A Look Back at Portrayal of A.I. In Cinema

The titan Prometheus, who stole the fire of gods for humankind, was chained to a rock in mount Caucasus for eternity, where his liver is fed upon daily (which regenerated due to his immortality) by an eagle. Similarly, human history is full of Prometheus-like personalities whose quest for knowledge transgressed boundaries erected by dogmas and superstitions. But 'playing God' was often frowned upon by unambiguous moral parables in literature and cinema. With the advent of Artificial Intelligence (A.I.), humans were repeatedly warned of a dystopian future where robots would rise up to annihilate their masters. Mary Shelley’s Frankenstein was written long before the concept of A.I. or its related dark stories came into play. Yet the fascinating novel warned us of the perils of creating artificial life that lacks the emotionality and intuition of human life. Nevertheless, human understanding of science kept growing manifold to make the bizarre dream-logic of Mary Shelley’s tale into a palpable reality.

In 1942, prolific and popular science-fiction author Isaac Asimov coined The Three Laws of Robotics, forging the pivotal themes for robotic or AI-based fiction. The three laws referred to in numerous books and movies also went on to generate impact upon understanding the ethics of Artificial intelligence.
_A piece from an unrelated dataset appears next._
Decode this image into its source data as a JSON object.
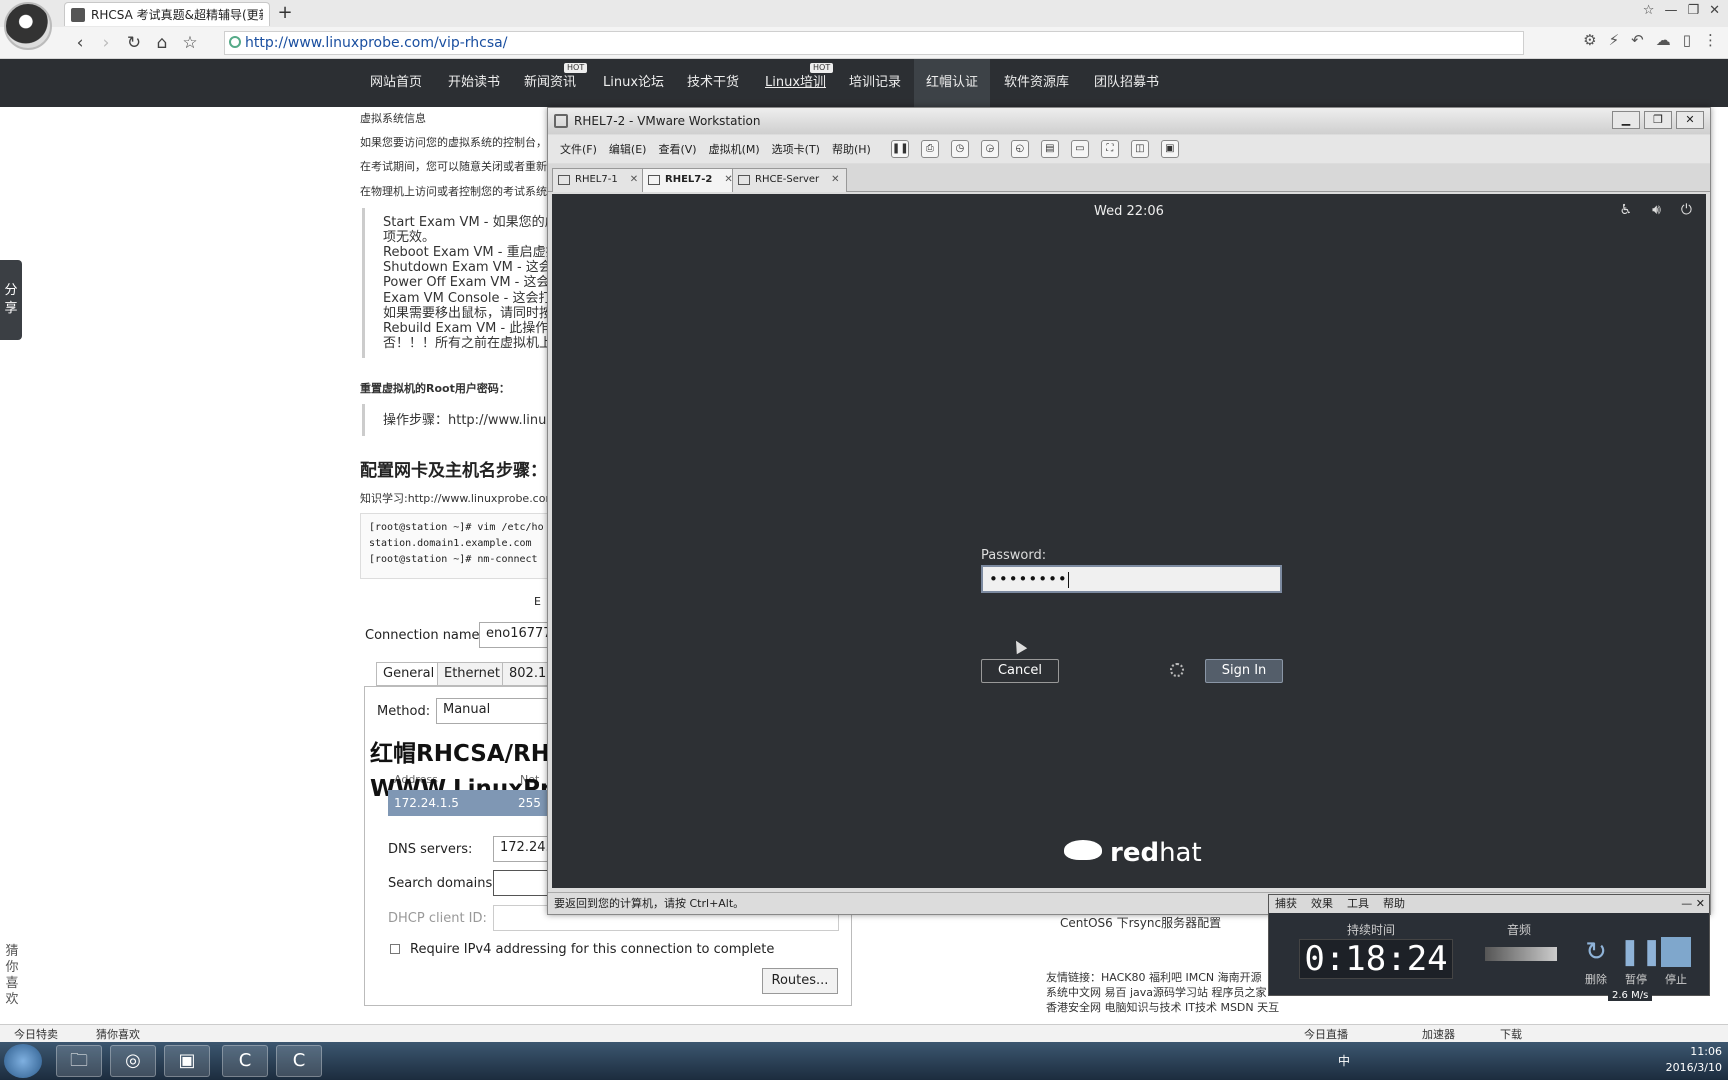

Long before Asimov’s laws, visionary German film-maker Fritz Lang designed the robotic Maria (played by Brigitte Helm) for his ground-breaking expressionist sci-fi Metropolis (1927). The film showcased a semi-utopia where human workers of the underground are stuck in a painful routine in order to ensure that everything above ground is perfect. Furthermore, to maintain the immaculate quality of the Metropolis, the robotic Maria is programmed to repress any societal uprising. Lang’s masterful compositions and rich environment detail naturally served as an inspiration for generations of film-makers.
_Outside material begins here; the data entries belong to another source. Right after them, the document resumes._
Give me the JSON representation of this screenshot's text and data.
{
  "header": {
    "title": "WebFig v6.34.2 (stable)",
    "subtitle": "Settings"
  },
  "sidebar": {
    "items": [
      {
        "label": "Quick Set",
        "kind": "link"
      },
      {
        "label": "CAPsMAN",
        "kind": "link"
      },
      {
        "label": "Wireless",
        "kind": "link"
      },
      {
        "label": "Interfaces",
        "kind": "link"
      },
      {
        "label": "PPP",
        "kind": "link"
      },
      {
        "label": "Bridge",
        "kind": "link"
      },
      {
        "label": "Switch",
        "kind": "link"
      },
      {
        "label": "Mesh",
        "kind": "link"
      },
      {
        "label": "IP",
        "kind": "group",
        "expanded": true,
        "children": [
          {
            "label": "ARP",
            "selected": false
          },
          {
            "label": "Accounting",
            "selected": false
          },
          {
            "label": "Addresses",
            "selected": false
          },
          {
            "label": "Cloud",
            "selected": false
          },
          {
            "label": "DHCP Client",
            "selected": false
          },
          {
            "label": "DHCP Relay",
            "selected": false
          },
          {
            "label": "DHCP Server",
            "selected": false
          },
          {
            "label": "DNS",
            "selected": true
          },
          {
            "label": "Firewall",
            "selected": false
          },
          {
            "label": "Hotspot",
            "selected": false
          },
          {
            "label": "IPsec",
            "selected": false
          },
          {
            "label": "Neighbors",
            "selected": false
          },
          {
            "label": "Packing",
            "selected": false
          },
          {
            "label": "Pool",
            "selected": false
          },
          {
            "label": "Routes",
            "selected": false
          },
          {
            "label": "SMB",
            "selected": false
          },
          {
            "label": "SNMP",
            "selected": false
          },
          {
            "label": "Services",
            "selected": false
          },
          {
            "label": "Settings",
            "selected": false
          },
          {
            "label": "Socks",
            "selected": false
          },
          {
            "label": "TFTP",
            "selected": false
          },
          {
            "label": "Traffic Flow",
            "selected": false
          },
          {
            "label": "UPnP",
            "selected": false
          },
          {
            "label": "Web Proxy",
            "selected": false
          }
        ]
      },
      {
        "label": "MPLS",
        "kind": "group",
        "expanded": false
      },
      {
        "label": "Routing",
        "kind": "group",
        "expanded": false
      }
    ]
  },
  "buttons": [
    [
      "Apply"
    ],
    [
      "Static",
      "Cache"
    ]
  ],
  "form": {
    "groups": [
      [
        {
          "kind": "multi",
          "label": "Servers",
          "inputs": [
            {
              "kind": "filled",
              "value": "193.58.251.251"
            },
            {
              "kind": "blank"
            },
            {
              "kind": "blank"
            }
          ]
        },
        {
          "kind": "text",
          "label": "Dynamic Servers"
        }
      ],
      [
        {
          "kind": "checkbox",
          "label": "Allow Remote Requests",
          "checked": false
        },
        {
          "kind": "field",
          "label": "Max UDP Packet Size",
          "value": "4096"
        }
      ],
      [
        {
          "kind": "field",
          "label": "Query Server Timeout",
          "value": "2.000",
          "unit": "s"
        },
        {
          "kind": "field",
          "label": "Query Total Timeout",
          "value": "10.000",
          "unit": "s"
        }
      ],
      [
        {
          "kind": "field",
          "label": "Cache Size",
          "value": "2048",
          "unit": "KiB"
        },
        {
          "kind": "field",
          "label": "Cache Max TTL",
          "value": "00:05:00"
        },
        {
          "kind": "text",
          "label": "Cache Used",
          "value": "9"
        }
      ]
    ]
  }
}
While the depiction of AI in 21st century cinema isn’t as vituperative as the earlier works, the fear of artificial intelligence’s influence on the community is still a very hot topic. Hence this following remarkable infographic from Brian Thomas of Enlightened Digital on the history of cinematic representation of AI, I reckon will serve as a fine introductory point to broach on this vital subject matter:

Thanks to Brian Thomas, (Enlightened-Digital) for the intriguing inforgraphic on A.I. in the Movies
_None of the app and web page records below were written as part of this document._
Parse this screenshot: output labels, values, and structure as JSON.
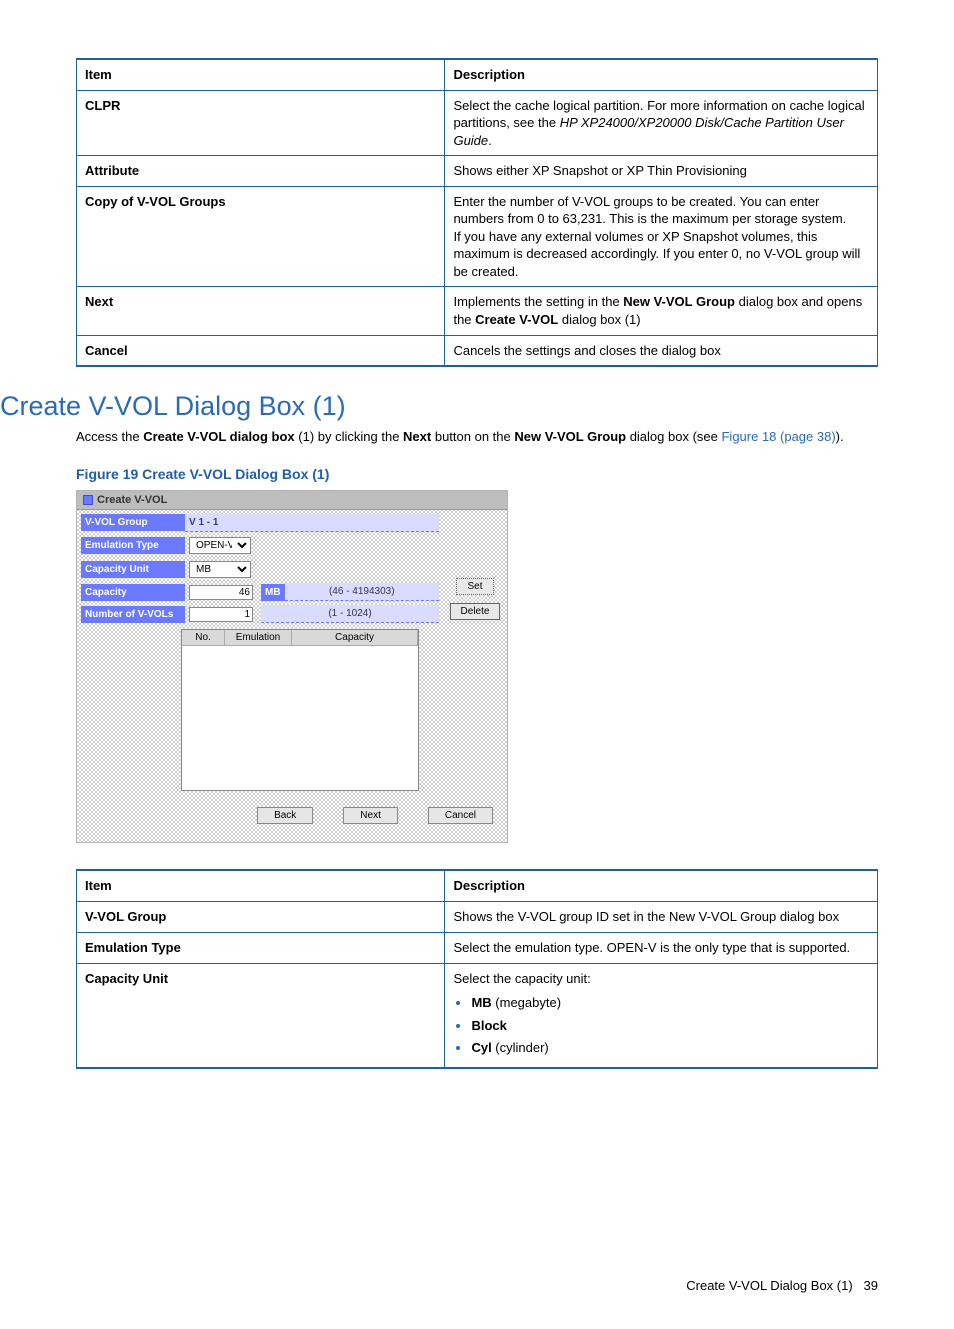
{
  "table1": {
    "head_item": "Item",
    "head_desc": "Description",
    "rows": [
      {
        "item": "CLPR",
        "desc_pre": "Select the cache logical partition. For more information on cache logical partitions, see the ",
        "desc_em": "HP XP24000/XP20000 Disk/Cache Partition User Guide",
        "desc_post": "."
      },
      {
        "item": "Attribute",
        "desc": "Shows either XP Snapshot or XP Thin Provisioning"
      },
      {
        "item": "Copy of V-VOL Groups",
        "desc": "Enter the number of V-VOL groups to be created. You can enter numbers from 0 to 63,231. This is the maximum per storage system.\nIf you have any external volumes or XP Snapshot volumes, this maximum is decreased accordingly. If you enter 0, no V-VOL group will be created."
      },
      {
        "item": "Next",
        "desc_pre": "Implements the setting in the ",
        "desc_b1": "New V-VOL Group",
        "desc_mid": " dialog box and opens the ",
        "desc_b2": "Create V-VOL",
        "desc_post": " dialog box (1)"
      },
      {
        "item": "Cancel",
        "desc": "Cancels the settings and closes the dialog box"
      }
    ]
  },
  "section_title": "Create V-VOL Dialog Box (1)",
  "intro": {
    "pre": "Access the ",
    "b1": "Create V-VOL dialog box",
    "mid1": " (1) by clicking the ",
    "b2": "Next",
    "mid2": " button on the ",
    "b3": "New V-VOL Group",
    "post": " dialog box (see ",
    "link": "Figure 18 (page 38)",
    "end": ")."
  },
  "figcap": "Figure 19 Create V-VOL Dialog Box (1)",
  "dlg": {
    "title": "Create V-VOL",
    "labels": {
      "vvol": "V-VOL Group",
      "emu": "Emulation Type",
      "capu": "Capacity Unit",
      "cap": "Capacity",
      "num": "Number of V-VOLs"
    },
    "vvol_value": "V 1 - 1",
    "emu_value": "OPEN-V",
    "capu_value": "MB",
    "cap_value": "46",
    "cap_unit": "MB",
    "cap_range": "(46 - 4194303)",
    "num_value": "1",
    "num_range": "(1 - 1024)",
    "set": "Set",
    "delete": "Delete",
    "list": {
      "no": "No.",
      "emu": "Emulation",
      "cap": "Capacity"
    },
    "back": "Back",
    "next": "Next",
    "cancel": "Cancel"
  },
  "table2": {
    "head_item": "Item",
    "head_desc": "Description",
    "rows": [
      {
        "item": "V-VOL Group",
        "desc": "Shows the V-VOL group ID set in the New V-VOL Group dialog box"
      },
      {
        "item": "Emulation Type",
        "desc": "Select the emulation type. OPEN-V is the only type that is supported."
      },
      {
        "item": "Capacity Unit",
        "desc_lead": "Select the capacity unit:",
        "items": [
          {
            "b": "MB",
            "t": " (megabyte)"
          },
          {
            "b": "Block",
            "t": ""
          },
          {
            "b": "Cyl",
            "t": " (cylinder)"
          }
        ]
      }
    ]
  },
  "footer": {
    "title": "Create V-VOL Dialog Box (1)",
    "page": "39"
  }
}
In films like The Day the Earth Stood Still (1951) and 2001: A Space Odyssey (1968), AI was shown to serve and protect mankind. In Kubrick’s masterpiece, however, the spaceship operating system known as HAL 900 comes to the conclusion that it can properly serve humans by only taking control of them. The quietly menacing red-eye of HAL 900 depicts what the AI considers as an easy solution when burdened with a paradox or conflict: to get rid of disobedient humans. Gradually, the AI turned from being robotic to anthropomorphic. In George Lucas’ ‘Star Wars’ franchise, AIs served as good companions to humans and to each other. In the Terminator and The Matrix Franchise, artificial intelligence joined forces to authoritatively control humans and even their reality. However, Steven Spielberg’s 2001 sci-fi drama ‘Artificial Intelligence’ was a game changer in cinema’s portrayal of humanoid robots. This time viewers were emotionally attuned to anguish and yearnings of an AI kid searching his mother.

Recent depictions of AI have been increasingly ambiguous. Alex Garland’s low-budget sci-fi Ex Machina (2014) establishes the inevitability of A.I. breaking its shackles placed by the self-centered mankind. Ava (played by Alicia Vikander) in Ex-Machina feels more alive than her human counterparts, although like humans she manipulates, lies and makes survival her topmost priority. Similarly, in HBO series ‘WestWorld’ ‘humanoid robot’ hosts are designed as objects to show humans a good time in a futuristic theme park. But when the robots crave for freedom devastation follows. Movies like Her (2013), Robot and Frank (2012), Blade Runner 2049 (2017), and the recent pulpy action sci-fi Upgrade (2018) had begun to talk of co-existence as the differences (physical and emotional) separating humans from android are shown to be blurred. This exhibits the way forward to futuristic portrayal of A.I. story. Rather than pit malevolent A.I. against persecuted humans and vice-versa, the A.I. in the movies are becoming equivocal and three-dimensional characters.

No comments: